We also ran the benchmark offered by the game Thief to get a real world idea of the performance gains. We used the Very High settings for our runs that concluded in less time than our standard 120 second runs. One must note that Thief is slightly unreliable as a benchmark due to inconsistency in results across various runs. That said we got an improvement of about 2-3 fps on average with a lower 99th percentile frametime, which is not exceptional, but quite decent in this GPU segment.
Asus has overhauled its GPU Tweak utility and it now looks much sleeker and integrates X-split for streaming. It also comes with a 14 day premium trial of X-split. AMD provides gameplay tracking, streaming and in-game overlay services through its AMD Gaming Evolved app that can optimise NVIDIA cards as well, given that it is derived from Raptr.
AMD have gone rather wrong with their recycling of the GCN 1.0 based Pitcairn architecture in the R7 370 and the Strix R7 370 OC suffers as a result, despite packing an excellent cooling solution. Using the old architecture means that the card lacks some of AMD’s newer features like TrueAudio, DX 12 higher level feature support and AMD Freesync support, making it hard to recommend this three year old design. We also found that its predecessor, the R9 270 was very close or slightly ahead of this GPU in our benchmark tests which is not the sort of performance that one expects from a new offering vis-à-vis its predecessor.
Asus have done a superlative job with their cooling design based on the DirectCU II technology which is so efficient at dissipating heat that the 0dB Strix fans can kick in at a much higher temperature threshold of 65-68°C and yet manage to keep the maximum temperature at just 79°C.
When it comes to power consumption, the Strix R7 370 OC does show some improvements over the R9 270, but it just can’t match the efficiency of the Maxwell architecture by NVIDIA. The chip occupies a unique niche in the mid-range market where its direct competitors are older NVIDIA GPUs like the GTX 660 Ti. However, it’s price point is so close to the vastly superior GTX 960 that in makes more sense to go for the latter card by adding a couple of thousand rupees more. This means the Value for Money for this GPU takes quite a dive.
In terms of overclocking, the card proved quite willing to have its core clock boosted by 11% or 20% over the reference clock and the VRAM by 14%. These are quite good figures though the relative gain due to overclocking isn’t really that great. Considering all its flaws and successes, we would be hard pressed to recommend this card.

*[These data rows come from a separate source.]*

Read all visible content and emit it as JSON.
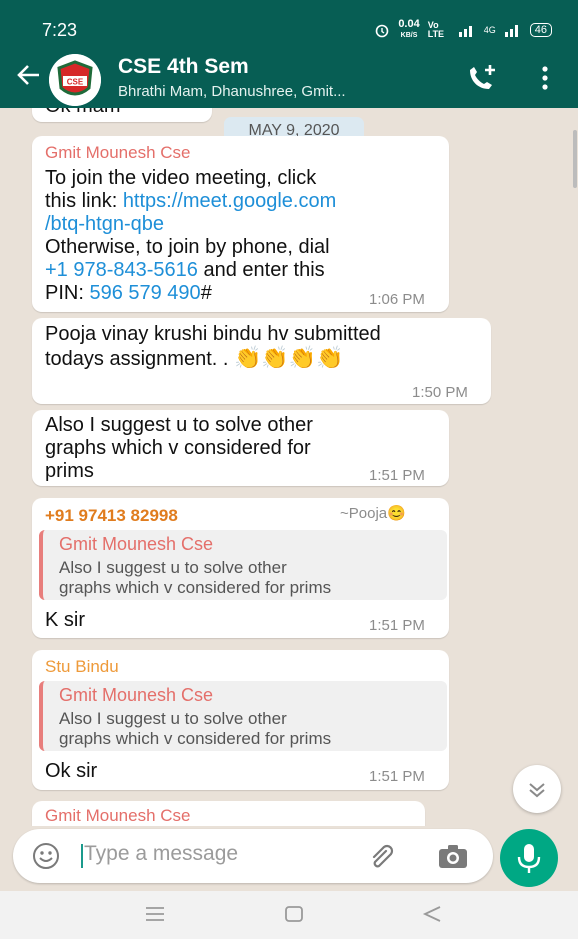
{
  "status_bar": {
    "time": "7:23",
    "net_speed": "0.04",
    "net_unit": "KB/S",
    "volte": "Vo LTE",
    "net_type": "4G",
    "battery": "46"
  },
  "header": {
    "title": "CSE 4th Sem",
    "subtitle": "Bhrathi Mam, Dhanushree, Gmit...",
    "avatar_text": "CSE"
  },
  "chat": {
    "partial_top": "Ok mam",
    "date": "MAY 9, 2020",
    "m1": {
      "sender": "Gmit Mounesh Cse",
      "line1": "To join the video meeting, click",
      "line2_a": "this link: ",
      "line2_link": "https://meet.google.com",
      "line3_link": "/btq-htgn-qbe",
      "line4": "Otherwise, to join by phone, dial",
      "line5_phone": "+1 978-843-5616",
      "line5_b": " and enter this",
      "line6_a": "PIN: ",
      "line6_pin": "596 579 490",
      "line6_b": "#",
      "time": "1:06 PM"
    },
    "m2": {
      "line1": "Pooja vinay krushi bindu hv submitted",
      "line2": "todays assignment. . ",
      "emoji": "👏👏👏👏",
      "time": "1:50 PM"
    },
    "m3": {
      "line1": "Also I suggest u to solve other",
      "line2": "graphs which v considered for",
      "line3": "prims",
      "time": "1:51 PM"
    },
    "m4": {
      "sender": "+91 97413 82998",
      "push_name": "~Pooja😊",
      "quote_name": "Gmit Mounesh Cse",
      "quote_line1": "Also I suggest u to solve other",
      "quote_line2": "graphs which v considered for prims",
      "text": "K sir",
      "time": "1:51 PM"
    },
    "m5": {
      "sender": "Stu Bindu",
      "quote_name": "Gmit Mounesh Cse",
      "quote_line1": "Also I suggest u to solve other",
      "quote_line2": "graphs which v considered for prims",
      "text": "Ok sir",
      "time": "1:51 PM"
    },
    "m6": {
      "sender": "Gmit Mounesh Cse"
    }
  },
  "input": {
    "placeholder": "Type a message"
  },
  "colors": {
    "header": "#075e54",
    "chat_bg": "#e9e1d8",
    "accent": "#00a884",
    "link": "#1e8fd8"
  }
}
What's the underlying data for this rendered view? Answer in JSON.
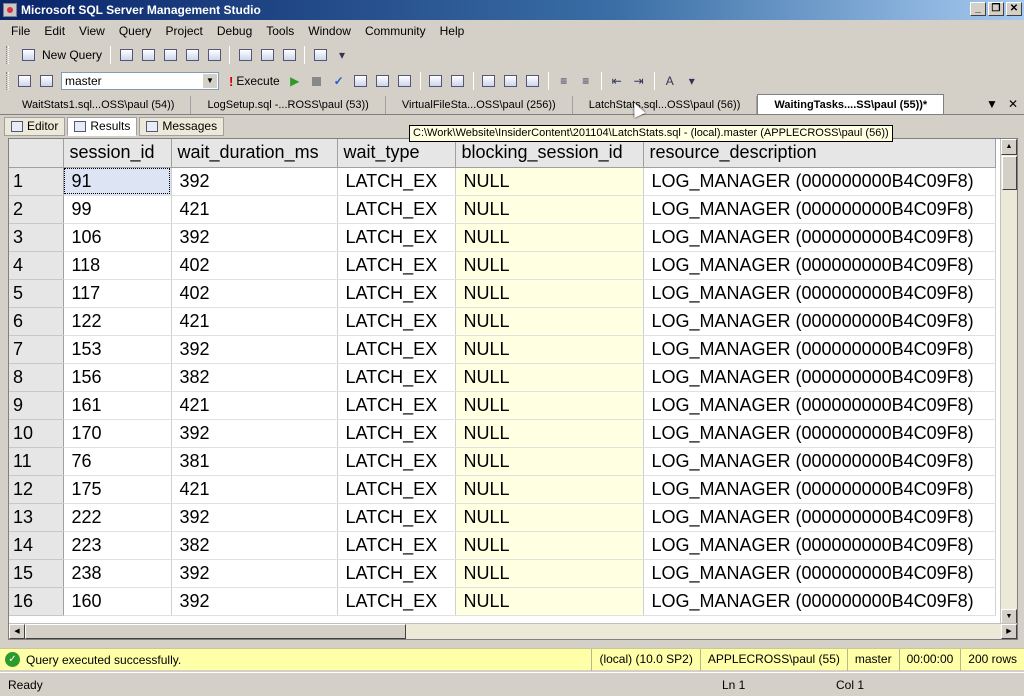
{
  "window": {
    "title": "Microsoft SQL Server Management Studio"
  },
  "menu": [
    "File",
    "Edit",
    "View",
    "Query",
    "Project",
    "Debug",
    "Tools",
    "Window",
    "Community",
    "Help"
  ],
  "toolbar": {
    "new_query_label": "New Query",
    "database": "master",
    "execute_label": "Execute"
  },
  "doc_tabs": [
    {
      "label": "WaitStats1.sql...OSS\\paul (54))"
    },
    {
      "label": "LogSetup.sql -...ROSS\\paul (53))"
    },
    {
      "label": "VirtualFileSta...OSS\\paul (256))"
    },
    {
      "label": "LatchStats.sql...OSS\\paul (56))"
    },
    {
      "label": "WaitingTasks....SS\\paul (55))*"
    }
  ],
  "tooltip": "C:\\Work\\Website\\InsiderContent\\201104\\LatchStats.sql - (local).master (APPLECROSS\\paul (56))",
  "result_tabs": {
    "editor": "Editor",
    "results": "Results",
    "messages": "Messages"
  },
  "grid": {
    "columns": [
      "session_id",
      "wait_duration_ms",
      "wait_type",
      "blocking_session_id",
      "resource_description"
    ],
    "rows": [
      [
        "1",
        "91",
        "392",
        "LATCH_EX",
        "NULL",
        "LOG_MANAGER (000000000B4C09F8)"
      ],
      [
        "2",
        "99",
        "421",
        "LATCH_EX",
        "NULL",
        "LOG_MANAGER (000000000B4C09F8)"
      ],
      [
        "3",
        "106",
        "392",
        "LATCH_EX",
        "NULL",
        "LOG_MANAGER (000000000B4C09F8)"
      ],
      [
        "4",
        "118",
        "402",
        "LATCH_EX",
        "NULL",
        "LOG_MANAGER (000000000B4C09F8)"
      ],
      [
        "5",
        "117",
        "402",
        "LATCH_EX",
        "NULL",
        "LOG_MANAGER (000000000B4C09F8)"
      ],
      [
        "6",
        "122",
        "421",
        "LATCH_EX",
        "NULL",
        "LOG_MANAGER (000000000B4C09F8)"
      ],
      [
        "7",
        "153",
        "392",
        "LATCH_EX",
        "NULL",
        "LOG_MANAGER (000000000B4C09F8)"
      ],
      [
        "8",
        "156",
        "382",
        "LATCH_EX",
        "NULL",
        "LOG_MANAGER (000000000B4C09F8)"
      ],
      [
        "9",
        "161",
        "421",
        "LATCH_EX",
        "NULL",
        "LOG_MANAGER (000000000B4C09F8)"
      ],
      [
        "10",
        "170",
        "392",
        "LATCH_EX",
        "NULL",
        "LOG_MANAGER (000000000B4C09F8)"
      ],
      [
        "11",
        "76",
        "381",
        "LATCH_EX",
        "NULL",
        "LOG_MANAGER (000000000B4C09F8)"
      ],
      [
        "12",
        "175",
        "421",
        "LATCH_EX",
        "NULL",
        "LOG_MANAGER (000000000B4C09F8)"
      ],
      [
        "13",
        "222",
        "392",
        "LATCH_EX",
        "NULL",
        "LOG_MANAGER (000000000B4C09F8)"
      ],
      [
        "14",
        "223",
        "382",
        "LATCH_EX",
        "NULL",
        "LOG_MANAGER (000000000B4C09F8)"
      ],
      [
        "15",
        "238",
        "392",
        "LATCH_EX",
        "NULL",
        "LOG_MANAGER (000000000B4C09F8)"
      ],
      [
        "16",
        "160",
        "392",
        "LATCH_EX",
        "NULL",
        "LOG_MANAGER (000000000B4C09F8)"
      ]
    ]
  },
  "query_status": {
    "message": "Query executed successfully.",
    "server": "(local) (10.0 SP2)",
    "user": "APPLECROSS\\paul (55)",
    "database": "master",
    "elapsed": "00:00:00",
    "rows": "200 rows"
  },
  "status_bar": {
    "state": "Ready",
    "line": "Ln 1",
    "col": "Col 1"
  }
}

We are extremely grateful to Asus for providing us with a test sample for reviewing.
+Excellent cooling design
-3 year old architecture
-Does not significantly outperform predecessor
-Not very power efficient